Indeed, I was startled once again by how witty the script is; the gloomy staging rarely lets the audience feel quite comfortable in the company of the characters. And this is no bad thing: the audience ought to find them fairly reprehensible.

Killer Joe

‘Killer’ Joe Cooper, brilliantly played by Mark Diaco was equal parts charming and vicious; Michael Argus as Chris Smith both morally repugnant and sweetly caring; Sarah Hallam’s Sharla Smith was funny but almost wholly without sympathy; Ansel Smith played by Michael Robins was a loveable idiot and dangerously moronic. And then Dottie, everyone’s favourite character, indeed often the only character with whom the audience had any sympathy was played with just enough unhinged psychosis by Matilda Reed.

The staging was brilliant: I particularly enjoyed the use of the television (“Don’t you touch that television” might have brought in the biggest laugh of the night). The attention to detail on stage was also admirable and the use of props was interesting and inventive (special mention to the plastic sword); director Daniel Frederiksen has outdone himself. If you don’t mind being shocked and appalled, this production of Killer Joe is certainly worth hunting down.

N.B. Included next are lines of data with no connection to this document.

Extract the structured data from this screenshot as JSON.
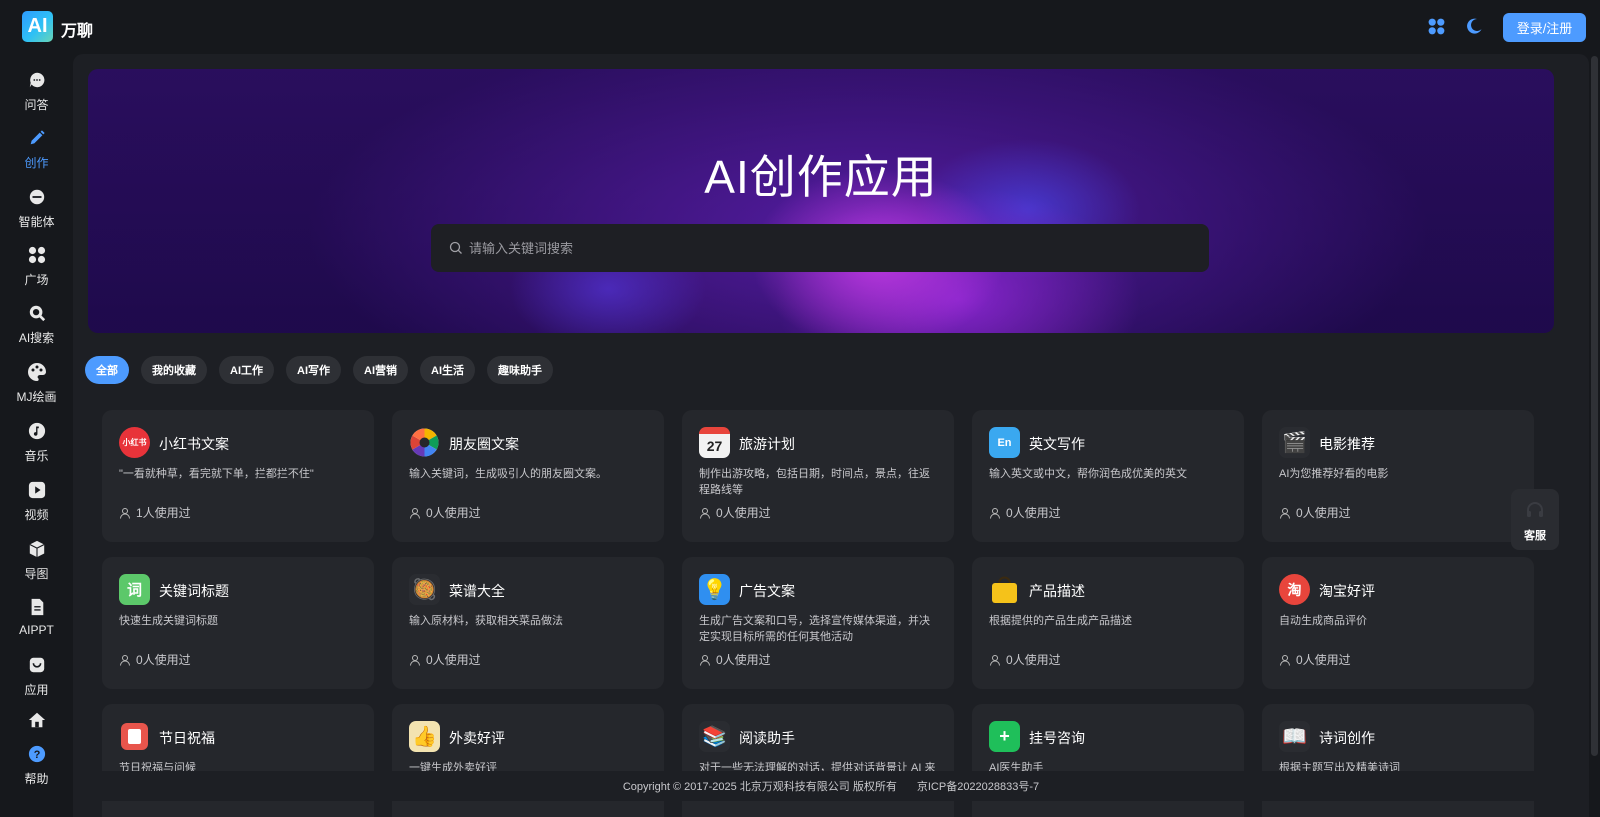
{
  "app": {
    "logo_text": "AI",
    "brand": "万聊",
    "login_label": "登录/注册"
  },
  "sidebar": {
    "items": [
      {
        "label": "问答",
        "icon": "chat-icon"
      },
      {
        "label": "创作",
        "icon": "pen-icon",
        "active": true
      },
      {
        "label": "智能体",
        "icon": "agent-icon"
      },
      {
        "label": "广场",
        "icon": "grid-icon"
      },
      {
        "label": "AI搜索",
        "icon": "search-icon"
      },
      {
        "label": "MJ绘画",
        "icon": "palette-icon"
      },
      {
        "label": "音乐",
        "icon": "music-icon"
      },
      {
        "label": "视频",
        "icon": "play-icon"
      },
      {
        "label": "导图",
        "icon": "cube-icon"
      },
      {
        "label": "AIPPT",
        "icon": "doc-icon"
      },
      {
        "label": "应用",
        "icon": "bag-icon"
      },
      {
        "label": "",
        "icon": "home-icon"
      },
      {
        "label": "帮助",
        "icon": "help-icon"
      }
    ]
  },
  "hero": {
    "title": "AI创作应用",
    "search_placeholder": "请输入关键词搜索"
  },
  "tabs": [
    "全部",
    "我的收藏",
    "AI工作",
    "AI写作",
    "AI营销",
    "AI生活",
    "趣味助手"
  ],
  "cards": [
    {
      "title": "小红书文案",
      "desc": "\"一看就种草，看完就下单，拦都拦不住\"",
      "usage": "1人使用过",
      "icon": "xiaohongshu-icon",
      "color": "#e8333a",
      "glyph": "小红书"
    },
    {
      "title": "朋友圈文案",
      "desc": "输入关键词，生成吸引人的朋友圈文案。",
      "usage": "0人使用过",
      "icon": "aperture-icon",
      "color": "#2a2c31",
      "glyph": ""
    },
    {
      "title": "旅游计划",
      "desc": "制作出游攻略，包括日期，时间点，景点，往返程路线等",
      "usage": "0人使用过",
      "icon": "calendar-icon",
      "color": "#f2f2f2",
      "glyph": "27"
    },
    {
      "title": "英文写作",
      "desc": "输入英文或中文，帮你润色成优美的英文",
      "usage": "0人使用过",
      "icon": "english-icon",
      "color": "#3aa8f0",
      "glyph": "En"
    },
    {
      "title": "电影推荐",
      "desc": "AI为您推荐好看的电影",
      "usage": "0人使用过",
      "icon": "clapper-icon",
      "color": "#2a2c31",
      "glyph": "🎬"
    },
    {
      "title": "关键词标题",
      "desc": "快速生成关键词标题",
      "usage": "0人使用过",
      "icon": "keyword-icon",
      "color": "#5cc86a",
      "glyph": "词"
    },
    {
      "title": "菜谱大全",
      "desc": "输入原材料，获取相关菜品做法",
      "usage": "0人使用过",
      "icon": "dish-icon",
      "color": "#2a2c31",
      "glyph": "🥘"
    },
    {
      "title": "广告文案",
      "desc": "生成广告文案和口号，选择宣传媒体渠道，并决定实现目标所需的任何其他活动",
      "usage": "0人使用过",
      "icon": "bulb-icon",
      "color": "#2f8ff0",
      "glyph": "💡"
    },
    {
      "title": "产品描述",
      "desc": "根据提供的产品生成产品描述",
      "usage": "0人使用过",
      "icon": "shopping-bag-icon",
      "color": "#f5c21a",
      "glyph": ""
    },
    {
      "title": "淘宝好评",
      "desc": "自动生成商品评价",
      "usage": "0人使用过",
      "icon": "taobao-icon",
      "color": "#e8453c",
      "glyph": "淘"
    },
    {
      "title": "节日祝福",
      "desc": "节日祝福与问候",
      "usage": "",
      "icon": "festival-icon",
      "color": "#e8554c",
      "glyph": ""
    },
    {
      "title": "外卖好评",
      "desc": "一键生成外卖好评",
      "usage": "",
      "icon": "thumbs-up-icon",
      "color": "#f3e3b0",
      "glyph": "👍"
    },
    {
      "title": "阅读助手",
      "desc": "对于一些无法理解的对话，提供对话背景让 AI 来",
      "usage": "",
      "icon": "books-icon",
      "color": "#2a2c31",
      "glyph": "📚"
    },
    {
      "title": "挂号咨询",
      "desc": "AI医生助手",
      "usage": "",
      "icon": "hospital-icon",
      "color": "#1fbf5a",
      "glyph": "+"
    },
    {
      "title": "诗词创作",
      "desc": "根据主题写出及精美诗词",
      "usage": "",
      "icon": "open-book-icon",
      "color": "#2a2c31",
      "glyph": "📖"
    }
  ],
  "footer": {
    "copyright": "Copyright © 2017-2025 北京万观科技有限公司 版权所有",
    "icp": "京ICP备2022028833号-7"
  },
  "service": {
    "label": "客服"
  }
}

Killer Joe is now showing at Revolt Artspace in Kensington from now until 23 November. Tickets (and Pozible campaign) at http://www.blackwatertheatre.com/#!bw-presents-killer-joe/c180r.